Task statement »
Please state how many lines of the material contain "data", giving nothing but the number.

########

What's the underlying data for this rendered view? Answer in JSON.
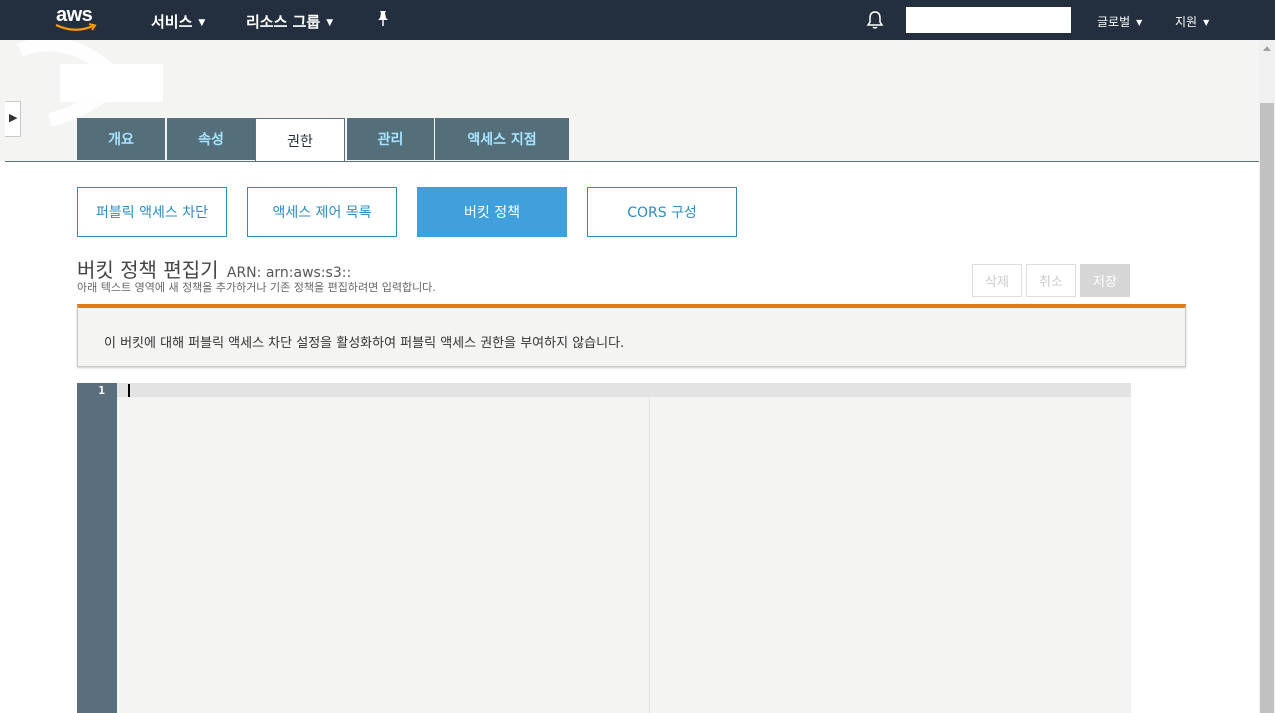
{
  "topnav": {
    "logo": "aws",
    "services": "서비스",
    "resource_groups": "리소스 그룹",
    "pin_icon": "pin-icon",
    "bell_icon": "bell-icon",
    "global": "글로벌",
    "support": "지원"
  },
  "tabs": [
    {
      "label": "개요"
    },
    {
      "label": "속성"
    },
    {
      "label": "권한"
    },
    {
      "label": "관리"
    },
    {
      "label": "액세스 지점"
    }
  ],
  "active_tab": "권한",
  "subtabs": [
    {
      "label": "퍼블릭 액세스 차단"
    },
    {
      "label": "액세스 제어 목록"
    },
    {
      "label": "버킷 정책"
    },
    {
      "label": "CORS 구성"
    }
  ],
  "active_subtab": "버킷 정책",
  "editor": {
    "title": "버킷 정책 편집기",
    "arn": "ARN: arn:aws:s3::",
    "description": "아래 텍스트 영역에 새 정책을 추가하거나 기존 정책을 편집하려면 입력합니다.",
    "delete_label": "삭제",
    "cancel_label": "취소",
    "save_label": "저장",
    "line_number": "1"
  },
  "warning": {
    "text": "이 버킷에 대해 퍼블릭 액세스 차단 설정을 활성화하여 퍼블릭 액세스 권한을 부여하지 않습니다.",
    "color": "#e07b12"
  },
  "colors": {
    "nav_bg": "#232f3e",
    "tab_bg": "#546e7a",
    "tab_text": "#a8e4ff",
    "accent": "#3fa0db"
  }
}
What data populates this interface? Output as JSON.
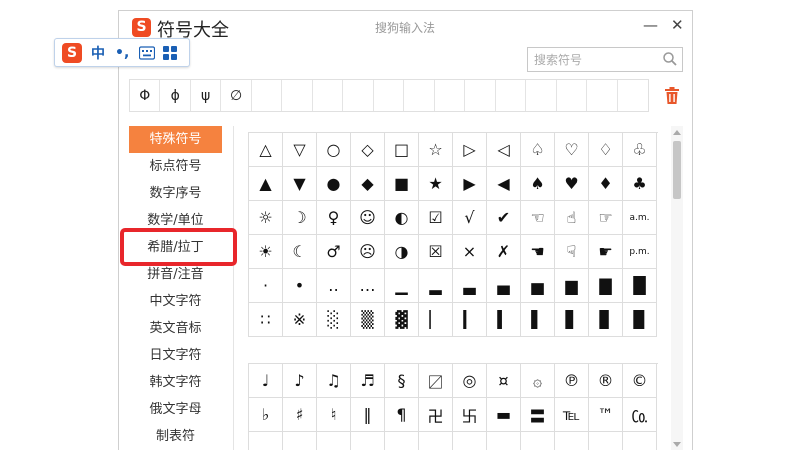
{
  "window": {
    "title": "符号大全",
    "app_name": "搜狗输入法",
    "logo": "S",
    "minimize": "—",
    "close": "✕"
  },
  "search": {
    "placeholder": "搜索符号",
    "icon": "search-icon"
  },
  "recent": [
    "Φ",
    "ϕ",
    "ψ",
    "∅",
    "",
    "",
    "",
    "",
    "",
    "",
    "",
    "",
    "",
    "",
    "",
    "",
    ""
  ],
  "categories": [
    {
      "label": "特殊符号",
      "active": true
    },
    {
      "label": "标点符号"
    },
    {
      "label": "数字序号"
    },
    {
      "label": "数学/单位"
    },
    {
      "label": "希腊/拉丁"
    },
    {
      "label": "拼音/注音"
    },
    {
      "label": "中文字符"
    },
    {
      "label": "英文音标"
    },
    {
      "label": "日文字符"
    },
    {
      "label": "韩文字符"
    },
    {
      "label": "俄文字母"
    },
    {
      "label": "制表符"
    }
  ],
  "grid1": [
    [
      "△",
      "▽",
      "○",
      "◇",
      "□",
      "☆",
      "▷",
      "◁",
      "♤",
      "♡",
      "♢",
      "♧"
    ],
    [
      "▲",
      "▼",
      "●",
      "◆",
      "■",
      "★",
      "▶",
      "◀",
      "♠",
      "♥",
      "♦",
      "♣"
    ],
    [
      "☼",
      "☽",
      "♀",
      "☺",
      "◐",
      "☑",
      "√",
      "✔",
      "☜",
      "☝",
      "☞",
      "a.m."
    ],
    [
      "☀",
      "☾",
      "♂",
      "☹",
      "◑",
      "☒",
      "×",
      "✗",
      "☚",
      "☟",
      "☛",
      "p.m."
    ],
    [
      "·",
      "•",
      "‥",
      "…",
      "▁",
      "▂",
      "▃",
      "▄",
      "▅",
      "▆",
      "▇",
      "█"
    ],
    [
      "∷",
      "※",
      "░",
      "▒",
      "▓",
      "▏",
      "▎",
      "▍",
      "▌",
      "▋",
      "▊",
      "▉"
    ]
  ],
  "grid2": [
    [
      "♩",
      "♪",
      "♫",
      "♬",
      "§",
      "〼",
      "◎",
      "¤",
      "۞",
      "℗",
      "®",
      "©"
    ],
    [
      "♭",
      "♯",
      "♮",
      "‖",
      "¶",
      "卍",
      "卐",
      "▬",
      "〓",
      "℡",
      "™",
      "㏇"
    ],
    [
      "",
      "",
      "",
      "",
      "",
      "",
      "",
      "",
      "",
      "",
      "",
      ""
    ]
  ],
  "ime": {
    "logo": "S",
    "lang": "中",
    "punct": "•,",
    "keyboard": "keyboard-icon",
    "toolbox": "grid-icon"
  },
  "colors": {
    "active_category": "#f5823f",
    "brand": "#ef4b23",
    "highlight": "#e8262b",
    "ime_text": "#1a5fb4"
  }
}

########

Response for this exercise »
2